What to get our grandmothers for Christmas — it’s always a struggle.
Both Sweet Husband’s grandma and mine have downsized to small apartments in recent years. After being involved in helping them both move, getting them even more “stuff” makes me feel like we’re burdening them. A few years ago, though, I hit on a good solution.
What I really wanted was a gift that would keep giving. Something that would let them know we were thinking of them from time to time throughout the year. One year we went in with Sweet Husband’s cousins and did a flower-of-the-month club for his grandmother. The idea was perfect — and as a group gift it was great — but a bit expensive to strike out on our own.
Then I got to thinking: they both live within a day of us by mail, so why couldn’t I start my own “of-the-month” club? Flowers would be too perishable, of course, but people send cookies by mail all the time, right? And I could add notes and pictures of the Kid from time to time, because all grandmas like those, yes?
Thus, “The Kid’s Cookie of the Month Club” was formed.
For Christmas that year, we sent each grandma a note telling her what to expect — a half-dozen or so cookies once a month for the entire year. Then, we got started baking. For January, we began simply with a jar full of classic chocolate chip cookies. February was a stack of store-bought dark, double-chocolate beauties from the Merc’s bakery. June was a box of classic thumbprint cookies made with fresh strawberry jam, and so on and so forth.
I’ll confess, we didn’t get cookies in the mail every single month that year, but we hit about nine out of 12. Further, every batch went out with a letter or a piece of art work from the Kid, and we’d usually get a phone call when the cookies arrived safely.
The cookies were much more than just cookies — they were a reminder to stay in touch.
If you’d like to start a cookie club of your own for someone special, here are a few tips to get you started.
• Make a Pinterest board or a recipe box of cookies you’d like to try making, with an eye toward treats that will work in different seasons. For example, chocolate cookies don’t ship well in July, and apple cider cookies are perfect in September. It’s fun to use the club as an excuse to try new recipes.
• Think about how often you can reasonably make and ship cookies before you start. The year I did this, the Kid was only a year old, so once a month was a little ambitious. Feel free to set your own interval, and then put a reminder on your calendar at that interval to make sure those cookies get sent off.
• Don’t be afraid to take advantage of store-bought cookies, too. With all of our awesome local bakeries, why wouldn’t you?
• Have fun with the packaging. The year we did this I was constantly stealing, er, um, collecting pretty take-out containers. I also recycled and decorated quite a few glass jars. Wrapped carefully to avoid breakage, they make a sturdy means of making sure your cookies arrive in one piece.

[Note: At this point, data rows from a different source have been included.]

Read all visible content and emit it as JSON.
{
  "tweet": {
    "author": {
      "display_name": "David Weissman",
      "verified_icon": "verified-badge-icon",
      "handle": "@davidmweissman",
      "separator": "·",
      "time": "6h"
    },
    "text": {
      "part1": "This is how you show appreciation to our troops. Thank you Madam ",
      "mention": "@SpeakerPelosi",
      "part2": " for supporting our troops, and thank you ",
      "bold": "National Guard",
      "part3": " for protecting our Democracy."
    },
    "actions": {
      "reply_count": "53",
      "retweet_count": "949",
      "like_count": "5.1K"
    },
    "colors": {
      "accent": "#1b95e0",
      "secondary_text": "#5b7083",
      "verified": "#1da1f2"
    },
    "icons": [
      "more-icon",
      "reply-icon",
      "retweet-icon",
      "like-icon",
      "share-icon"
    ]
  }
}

• Include a note, letter or picture with each cookie shipment. While everyone loves a good cookie, I think our recipients enjoyed our additional bits and bobs even more.
Good luck with your cookie club!
— Meryl Carver-Allmond lives in Lawrence and writes about chickens, babies, knitting, gardening, food, photography, and whatever else tickles her fancy on any given day at mybitofearth.net.